→ **DIRECTIONS**: Would you print the data below exactly, leaving out every picture?

→ **PROVIDED INFORMATION**:
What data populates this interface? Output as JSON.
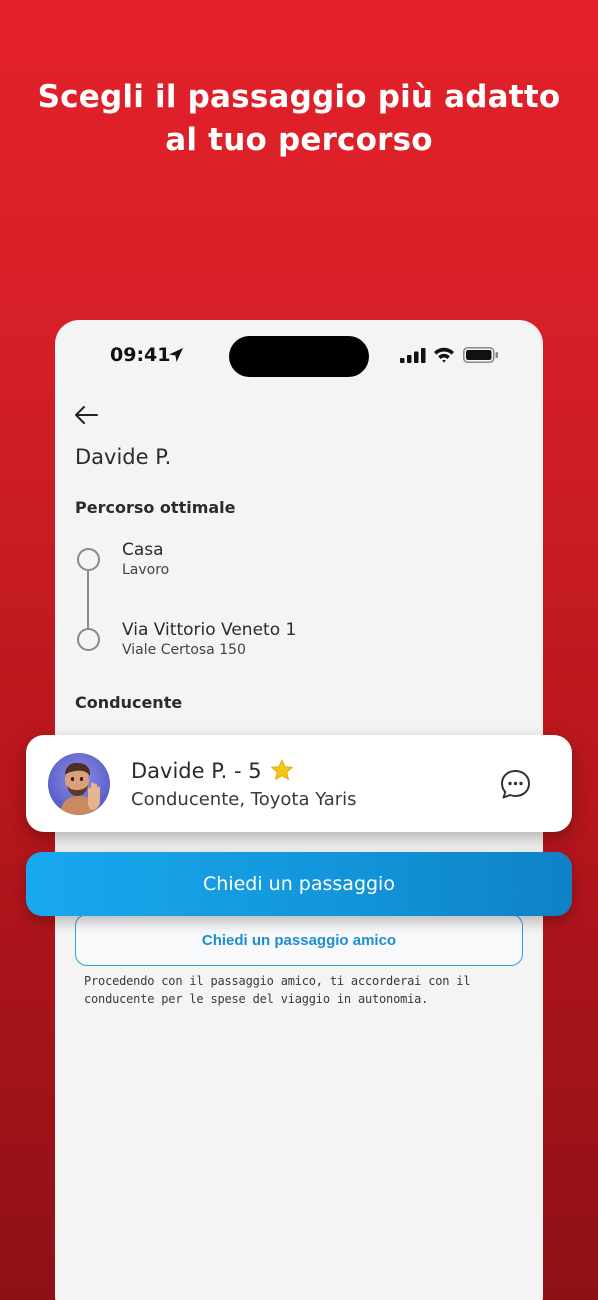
{
  "headline": {
    "line1": "Scegli il passaggio più adatto",
    "line2": "al tuo percorso"
  },
  "status_bar": {
    "time": "09:41",
    "icons": [
      "location-arrow-icon",
      "signal-icon",
      "wifi-icon",
      "battery-icon"
    ]
  },
  "screen": {
    "back_icon": "arrow-left-icon",
    "title": "Davide P.",
    "route_section_label": "Percorso ottimale",
    "stops": [
      {
        "main": "Casa",
        "sub": "Lavoro"
      },
      {
        "main": "Via Vittorio Veneto 1",
        "sub": "Viale Certosa 150"
      }
    ],
    "driver_section_label": "Conducente"
  },
  "driver_card": {
    "name_rating": "Davide P. - 5",
    "rating_icon": "star-icon",
    "subtitle": "Conducente, Toyota Yaris",
    "chat_icon": "chat-bubble-icon"
  },
  "actions": {
    "primary_label": "Chiedi un passaggio",
    "secondary_label": "Chiedi un passaggio amico",
    "disclaimer": "Procedendo con il passaggio amico, ti accorderai con il conducente per le spese del viaggio in autonomia."
  },
  "colors": {
    "background_top": "#e42128",
    "background_bottom": "#8e1116",
    "primary_button": "#1396db",
    "secondary_border": "#2aa5dd",
    "star": "#f5c518"
  }
}
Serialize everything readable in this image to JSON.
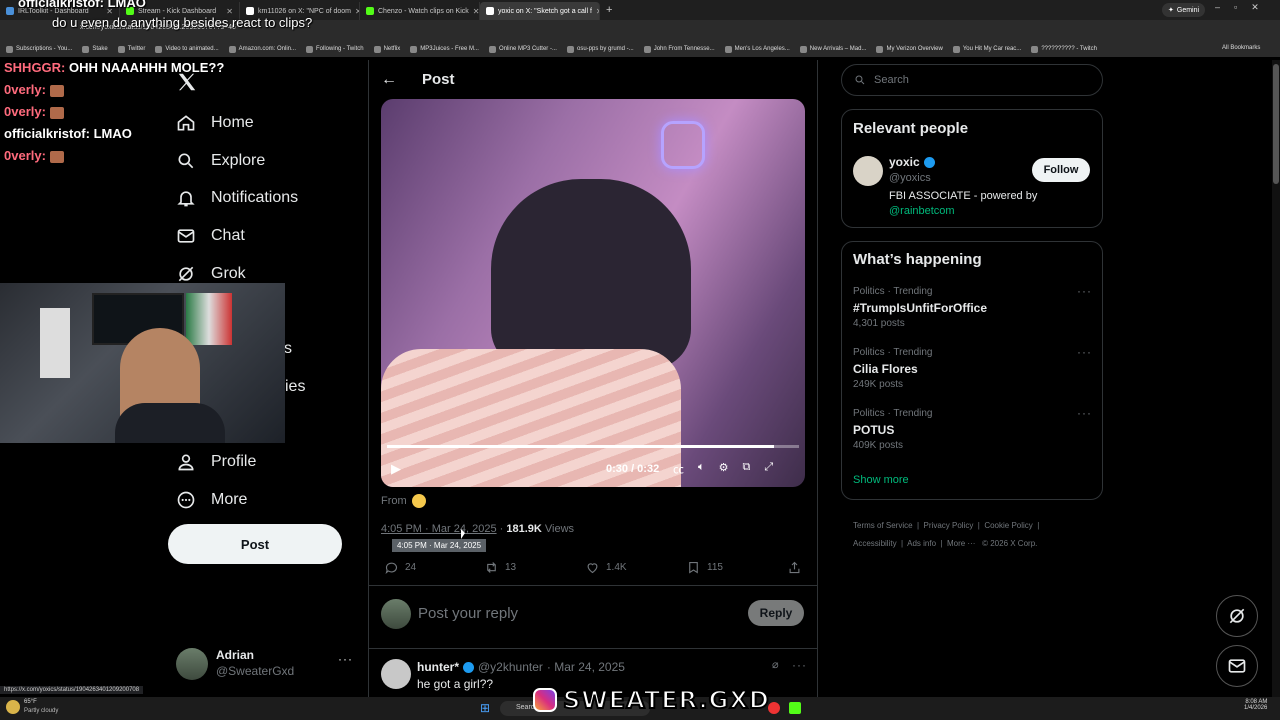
{
  "browser": {
    "tabs": [
      {
        "label": "IRLToolkit - Dashboard",
        "color": "#4a90d9"
      },
      {
        "label": "Stream - Kick Dashboard",
        "color": "#53fc18"
      },
      {
        "label": "km11026 on X: \"NPC of doom",
        "color": "#ffffff"
      },
      {
        "label": "Chenzo - Watch clips on Kick",
        "color": "#53fc18"
      },
      {
        "label": "yoxic on X: \"Sketch got a call f",
        "color": "#ffffff",
        "active": true
      }
    ],
    "gemini_label": "Gemini",
    "url": "x.com/yoxics/status/1904263401209200707?s=46",
    "bookmarks": [
      "Subscriptions - You...",
      "Stake",
      "Twitter",
      "Video to animated...",
      "Amazon.com: Onlin...",
      "Following - Twitch",
      "Netflix",
      "MP3Juices - Free M...",
      "Online MP3 Cutter -...",
      "osu-pps by grumd -...",
      "John From Tennesse...",
      "Men's Los Angeles...",
      "New Arrivals – Mad...",
      "My Verizon Overview",
      "You Hit My Car reac...",
      "?????????? - Twitch"
    ],
    "all_bookmarks": "All Bookmarks"
  },
  "chat": {
    "top_partial_user": "officialkristof:",
    "top_partial_msg": "LMAO",
    "question": "do u even do anything besides react to clips?",
    "messages": [
      {
        "user": "SHHGGR:",
        "text": "OHH NAAAHHH MOLE??",
        "color": "#ff6b7d"
      },
      {
        "user": "0verly:",
        "text": "",
        "color": "#ff6b7d",
        "emote": true
      },
      {
        "user": "0verly:",
        "text": "",
        "color": "#ff6b7d",
        "emote": true
      },
      {
        "user": "officialkristof:",
        "text": "LMAO",
        "color": "#ffffff"
      },
      {
        "user": "0verly:",
        "text": "",
        "color": "#ff6b7d",
        "emote": true
      }
    ]
  },
  "nav": {
    "items": [
      {
        "label": "Home",
        "icon": "home-icon"
      },
      {
        "label": "Explore",
        "icon": "search-icon"
      },
      {
        "label": "Notifications",
        "icon": "bell-icon"
      },
      {
        "label": "Chat",
        "icon": "mail-icon"
      },
      {
        "label": "Grok",
        "icon": "grok-icon"
      },
      {
        "label": "Profile",
        "icon": "person-icon"
      },
      {
        "label": "More",
        "icon": "more-circle-icon"
      }
    ],
    "partial_labels": [
      "s",
      "ies"
    ],
    "post_button": "Post",
    "account": {
      "name": "Adrian",
      "handle": "@SweaterGxd"
    }
  },
  "post": {
    "header": "Post",
    "video_time": "0:30 / 0:32",
    "video_progress": 0.94,
    "from_label": "From",
    "timestamp": "4:05 PM · Mar 24, 2025",
    "views_count": "181.9K",
    "views_label": "Views",
    "tooltip": "4:05 PM · Mar 24, 2025",
    "actions": {
      "replies": "24",
      "reposts": "13",
      "likes": "1.4K",
      "bookmarks": "115"
    },
    "reply_placeholder": "Post your reply",
    "reply_button": "Reply"
  },
  "reply": {
    "name": "hunter*",
    "handle": "@y2khunter",
    "date": "· Mar 24, 2025",
    "text": "he got a girl??"
  },
  "right": {
    "search_placeholder": "Search",
    "relevant_title": "Relevant people",
    "person": {
      "name": "yoxic",
      "handle": "@yoxics",
      "bio": "FBI ASSOCIATE - powered by",
      "link": "@rainbetcom",
      "follow": "Follow"
    },
    "happening_title": "What’s happening",
    "trends": [
      {
        "meta": "Politics · Trending",
        "title": "#TrumpIsUnfitForOffice",
        "count": "4,301 posts"
      },
      {
        "meta": "Politics · Trending",
        "title": "Cilia Flores",
        "count": "249K posts"
      },
      {
        "meta": "Politics · Trending",
        "title": "POTUS",
        "count": "409K posts"
      }
    ],
    "show_more": "Show more",
    "footer": [
      "Terms of Service",
      "Privacy Policy",
      "Cookie Policy",
      "Accessibility",
      "Ads info",
      "More ···",
      "© 2026 X Corp."
    ]
  },
  "overlay": {
    "watermark": "SWEATER.GXD"
  },
  "statusbar": {
    "url": "https://x.com/yoxics/status/1904263401209200708"
  },
  "taskbar": {
    "weather_temp": "65°F",
    "weather_desc": "Partly cloudy",
    "search": "Search",
    "time": "8:08 AM",
    "date": "1/4/2026"
  },
  "colors": {
    "accent": "#1d9bf0",
    "link": "#1d9bf0",
    "trend_link": "#00ba7c",
    "border": "#2f3336",
    "muted": "#71767b"
  }
}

→ **ANSWER BELOW**:
What data populates this interface? Output as JSON.
{
  "headline": {
    "line1": "Scegli il passaggio più adatto",
    "line2": "al tuo percorso"
  },
  "status_bar": {
    "time": "09:41",
    "icons": [
      "location-arrow-icon",
      "signal-icon",
      "wifi-icon",
      "battery-icon"
    ]
  },
  "screen": {
    "back_icon": "arrow-left-icon",
    "title": "Davide P.",
    "route_section_label": "Percorso ottimale",
    "stops": [
      {
        "main": "Casa",
        "sub": "Lavoro"
      },
      {
        "main": "Via Vittorio Veneto 1",
        "sub": "Viale Certosa 150"
      }
    ],
    "driver_section_label": "Conducente"
  },
  "driver_card": {
    "name_rating": "Davide P. - 5",
    "rating_icon": "star-icon",
    "subtitle": "Conducente, Toyota Yaris",
    "chat_icon": "chat-bubble-icon"
  },
  "actions": {
    "primary_label": "Chiedi un passaggio",
    "secondary_label": "Chiedi un passaggio amico",
    "disclaimer": "Procedendo con il passaggio amico, ti accorderai con il conducente per le spese del viaggio in autonomia."
  },
  "colors": {
    "background_top": "#e42128",
    "background_bottom": "#8e1116",
    "primary_button": "#1396db",
    "secondary_border": "#2aa5dd",
    "star": "#f5c518"
  }
}
Serialize everything readable in this image to JSON.
{
  "browser": {
    "tabs": [
      {
        "label": "IRLToolkit - Dashboard",
        "color": "#4a90d9"
      },
      {
        "label": "Stream - Kick Dashboard",
        "color": "#53fc18"
      },
      {
        "label": "km11026 on X: \"NPC of doom",
        "color": "#ffffff"
      },
      {
        "label": "Chenzo - Watch clips on Kick",
        "color": "#53fc18"
      },
      {
        "label": "yoxic on X: \"Sketch got a call f",
        "color": "#ffffff",
        "active": true
      }
    ],
    "gemini_label": "Gemini",
    "url": "x.com/yoxics/status/1904263401209200707?s=46",
    "bookmarks": [
      "Subscriptions - You...",
      "Stake",
      "Twitter",
      "Video to animated...",
      "Amazon.com: Onlin...",
      "Following - Twitch",
      "Netflix",
      "MP3Juices - Free M...",
      "Online MP3 Cutter -...",
      "osu-pps by grumd -...",
      "John From Tennesse...",
      "Men's Los Angeles...",
      "New Arrivals – Mad...",
      "My Verizon Overview",
      "You Hit My Car reac...",
      "?????????? - Twitch"
    ],
    "all_bookmarks": "All Bookmarks"
  },
  "chat": {
    "top_partial_user": "officialkristof:",
    "top_partial_msg": "LMAO",
    "question": "do u even do anything besides react to clips?",
    "messages": [
      {
        "user": "SHHGGR:",
        "text": "OHH NAAAHHH MOLE??",
        "color": "#ff6b7d"
      },
      {
        "user": "0verly:",
        "text": "",
        "color": "#ff6b7d",
        "emote": true
      },
      {
        "user": "0verly:",
        "text": "",
        "color": "#ff6b7d",
        "emote": true
      },
      {
        "user": "officialkristof:",
        "text": "LMAO",
        "color": "#ffffff"
      },
      {
        "user": "0verly:",
        "text": "",
        "color": "#ff6b7d",
        "emote": true
      }
    ]
  },
  "nav": {
    "items": [
      {
        "label": "Home",
        "icon": "home-icon"
      },
      {
        "label": "Explore",
        "icon": "search-icon"
      },
      {
        "label": "Notifications",
        "icon": "bell-icon"
      },
      {
        "label": "Chat",
        "icon": "mail-icon"
      },
      {
        "label": "Grok",
        "icon": "grok-icon"
      },
      {
        "label": "Profile",
        "icon": "person-icon"
      },
      {
        "label": "More",
        "icon": "more-circle-icon"
      }
    ],
    "partial_labels": [
      "s",
      "ies"
    ],
    "post_button": "Post",
    "account": {
      "name": "Adrian",
      "handle": "@SweaterGxd"
    }
  },
  "post": {
    "header": "Post",
    "video_time": "0:30 / 0:32",
    "video_progress": 0.94,
    "from_label": "From",
    "timestamp": "4:05 PM · Mar 24, 2025",
    "views_count": "181.9K",
    "views_label": "Views",
    "tooltip": "4:05 PM · Mar 24, 2025",
    "actions": {
      "replies": "24",
      "reposts": "13",
      "likes": "1.4K",
      "bookmarks": "115"
    },
    "reply_placeholder": "Post your reply",
    "reply_button": "Reply"
  },
  "reply": {
    "name": "hunter*",
    "handle": "@y2khunter",
    "date": "· Mar 24, 2025",
    "text": "he got a girl??"
  },
  "right": {
    "search_placeholder": "Search",
    "relevant_title": "Relevant people",
    "person": {
      "name": "yoxic",
      "handle": "@yoxics",
      "bio": "FBI ASSOCIATE - powered by",
      "link": "@rainbetcom",
      "follow": "Follow"
    },
    "happening_title": "What’s happening",
    "trends": [
      {
        "meta": "Politics · Trending",
        "title": "#TrumpIsUnfitForOffice",
        "count": "4,301 posts"
      },
      {
        "meta": "Politics · Trending",
        "title": "Cilia Flores",
        "count": "249K posts"
      },
      {
        "meta": "Politics · Trending",
        "title": "POTUS",
        "count": "409K posts"
      }
    ],
    "show_more": "Show more",
    "footer": [
      "Terms of Service",
      "Privacy Policy",
      "Cookie Policy",
      "Accessibility",
      "Ads info",
      "More ···",
      "© 2026 X Corp."
    ]
  },
  "overlay": {
    "watermark": "SWEATER.GXD"
  },
  "statusbar": {
    "url": "https://x.com/yoxics/status/1904263401209200708"
  },
  "taskbar": {
    "weather_temp": "65°F",
    "weather_desc": "Partly cloudy",
    "search": "Search",
    "time": "8:08 AM",
    "date": "1/4/2026"
  },
  "colors": {
    "accent": "#1d9bf0",
    "link": "#1d9bf0",
    "trend_link": "#00ba7c",
    "border": "#2f3336",
    "muted": "#71767b"
  }
}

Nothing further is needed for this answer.